“I don’t think it has anything to do with his conditioning, or lack thereof,” Nakasone, who co-owns Bikram Yoga Downtown NY with her husband Troy Meyers, told International Business Times in a phone interview. “I think it was the unique circumstance of the heat. If the body isn’t used to working out or doing that kind of physical activity in those kinds of conditions. … He’s a heavy sweater, he probably has very low body fat. His body might be more susceptible to cramping. Your body doesn’t recover fast enough once it’s on that path.”

“In the Bikram yoga world, I know a lot of guys who have very low body fat. They’re more susceptible to cramping,” she added.

Gatorade’s official Twitter account mocked James for not using their product to stayed hydrated, but Nakasone points out that the four-time NBA MVP’s cramps would not have been alleviated by chugging a sports drink.

“It was so late in the game. They probably tried to give him electrolytes or Gatorade or whatever. […] There’s no position of your body that you won’t cramp up,” she said. “And even if give electrolytes to him, it takes at least 20 minutes for the body to digest the water and for the electrolytes to go into your system. It’s so hard to recover from that.”

As for those who criticized James for not “toughing it out” and playing through the pain in his left leg, Nakasone said that even world-class athletes can be incapacitated by a bad cramp.

“Honestly, the muscle just seizes up. Once it grabs, it locks. You can stretch it for a little bit and it might release it for a little while, but as soon as you move and contract the muscle to work, if it’s in that cramping mode, it’ll just cramp and seize up again,” she said.

James will get a chance to redeem himself on Sunday, when the Heat and the Spurs clash in Game 2 of the NBA Finals.
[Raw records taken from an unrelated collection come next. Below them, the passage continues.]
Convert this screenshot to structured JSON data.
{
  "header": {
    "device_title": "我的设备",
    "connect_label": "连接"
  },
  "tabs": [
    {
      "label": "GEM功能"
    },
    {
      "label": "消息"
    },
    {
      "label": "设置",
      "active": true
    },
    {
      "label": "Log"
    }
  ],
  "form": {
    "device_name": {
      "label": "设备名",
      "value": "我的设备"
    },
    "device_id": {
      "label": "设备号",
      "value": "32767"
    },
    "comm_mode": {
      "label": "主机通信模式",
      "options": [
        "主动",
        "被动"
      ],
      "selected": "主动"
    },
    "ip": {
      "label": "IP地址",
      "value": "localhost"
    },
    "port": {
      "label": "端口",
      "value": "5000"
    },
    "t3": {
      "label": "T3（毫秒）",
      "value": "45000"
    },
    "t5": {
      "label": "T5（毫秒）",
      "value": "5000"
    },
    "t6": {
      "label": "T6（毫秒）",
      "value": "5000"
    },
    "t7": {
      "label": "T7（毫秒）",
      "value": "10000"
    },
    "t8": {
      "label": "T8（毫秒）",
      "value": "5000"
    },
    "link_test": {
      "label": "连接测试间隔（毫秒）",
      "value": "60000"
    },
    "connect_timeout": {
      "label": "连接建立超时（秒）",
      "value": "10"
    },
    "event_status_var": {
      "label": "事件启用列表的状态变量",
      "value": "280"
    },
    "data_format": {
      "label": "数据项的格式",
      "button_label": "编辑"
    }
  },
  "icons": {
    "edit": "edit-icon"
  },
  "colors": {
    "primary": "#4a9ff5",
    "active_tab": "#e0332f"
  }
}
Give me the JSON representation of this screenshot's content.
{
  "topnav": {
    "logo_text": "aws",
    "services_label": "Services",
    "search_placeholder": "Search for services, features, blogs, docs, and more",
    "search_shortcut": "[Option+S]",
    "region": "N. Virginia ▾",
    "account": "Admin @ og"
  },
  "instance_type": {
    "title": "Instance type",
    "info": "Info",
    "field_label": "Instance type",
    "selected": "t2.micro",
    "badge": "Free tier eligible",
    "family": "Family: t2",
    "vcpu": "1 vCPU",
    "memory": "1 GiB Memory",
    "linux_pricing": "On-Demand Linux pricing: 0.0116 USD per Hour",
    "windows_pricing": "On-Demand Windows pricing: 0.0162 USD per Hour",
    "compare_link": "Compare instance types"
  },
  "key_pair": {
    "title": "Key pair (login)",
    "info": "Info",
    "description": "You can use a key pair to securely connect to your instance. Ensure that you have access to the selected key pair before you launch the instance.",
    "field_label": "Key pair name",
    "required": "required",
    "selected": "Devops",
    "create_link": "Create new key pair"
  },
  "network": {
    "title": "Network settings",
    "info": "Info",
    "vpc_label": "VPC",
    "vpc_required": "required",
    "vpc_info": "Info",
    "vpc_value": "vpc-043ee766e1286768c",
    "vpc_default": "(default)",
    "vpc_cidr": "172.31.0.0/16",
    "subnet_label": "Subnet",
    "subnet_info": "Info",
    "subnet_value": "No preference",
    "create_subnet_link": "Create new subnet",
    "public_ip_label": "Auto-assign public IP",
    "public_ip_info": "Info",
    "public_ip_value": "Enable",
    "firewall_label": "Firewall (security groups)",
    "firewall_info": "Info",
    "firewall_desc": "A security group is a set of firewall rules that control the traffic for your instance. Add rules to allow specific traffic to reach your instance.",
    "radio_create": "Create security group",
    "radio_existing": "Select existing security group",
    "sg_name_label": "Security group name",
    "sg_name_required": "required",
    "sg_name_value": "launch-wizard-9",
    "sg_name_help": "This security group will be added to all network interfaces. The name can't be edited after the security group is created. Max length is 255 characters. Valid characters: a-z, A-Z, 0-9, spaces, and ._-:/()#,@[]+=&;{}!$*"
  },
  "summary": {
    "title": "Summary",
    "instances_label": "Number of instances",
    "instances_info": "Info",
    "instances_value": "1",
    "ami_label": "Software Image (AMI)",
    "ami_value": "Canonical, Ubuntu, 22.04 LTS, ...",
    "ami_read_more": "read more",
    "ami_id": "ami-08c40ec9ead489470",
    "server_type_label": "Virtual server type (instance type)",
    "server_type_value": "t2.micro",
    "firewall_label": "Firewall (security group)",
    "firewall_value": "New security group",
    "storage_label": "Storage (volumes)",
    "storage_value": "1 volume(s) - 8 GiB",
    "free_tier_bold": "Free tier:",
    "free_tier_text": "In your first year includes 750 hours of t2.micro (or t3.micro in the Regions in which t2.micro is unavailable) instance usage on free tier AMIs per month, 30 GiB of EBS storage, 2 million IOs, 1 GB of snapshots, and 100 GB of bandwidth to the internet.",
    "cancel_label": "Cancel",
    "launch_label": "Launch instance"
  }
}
In the meantime, he might want to load up on electrolytes — or hire someone to fix the air conditioner.